by Wootery on Sun 29th Jun 2014 09:52 UTC in reply to "Confused by the explanation"
Member since:

After reading the article, I'm still confused about what Metal really is. What's the difference between an OpenGL shader and a Metal shader?

The summary is quite clear: its goal is to have less overhead than OpenGL-ES.

Reply Parent Score: 1

flypig Member since:

I agree that part was clear, but it wasn't at all clear to me from the article - which is rather high level - how it was intending to achieve it. Given existing shader languages are compiled down and executed directly on the GPU, after which OpenGL needn't have much involvement (depending on the task), I was curious as to what sort of overhead they were talking about.

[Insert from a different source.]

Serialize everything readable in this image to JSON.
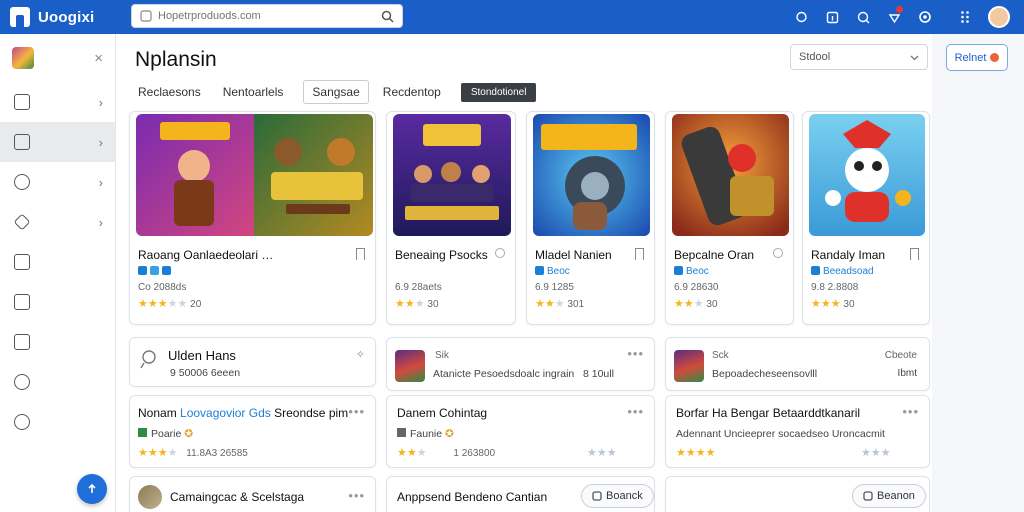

After reading burnttoys's really helpful comment below [1] I've subsequently had a look at Apple's developer library [2,3], which to my mind gives a much clearer picture of what Apple are doing with this.




Reply Parent Score: 4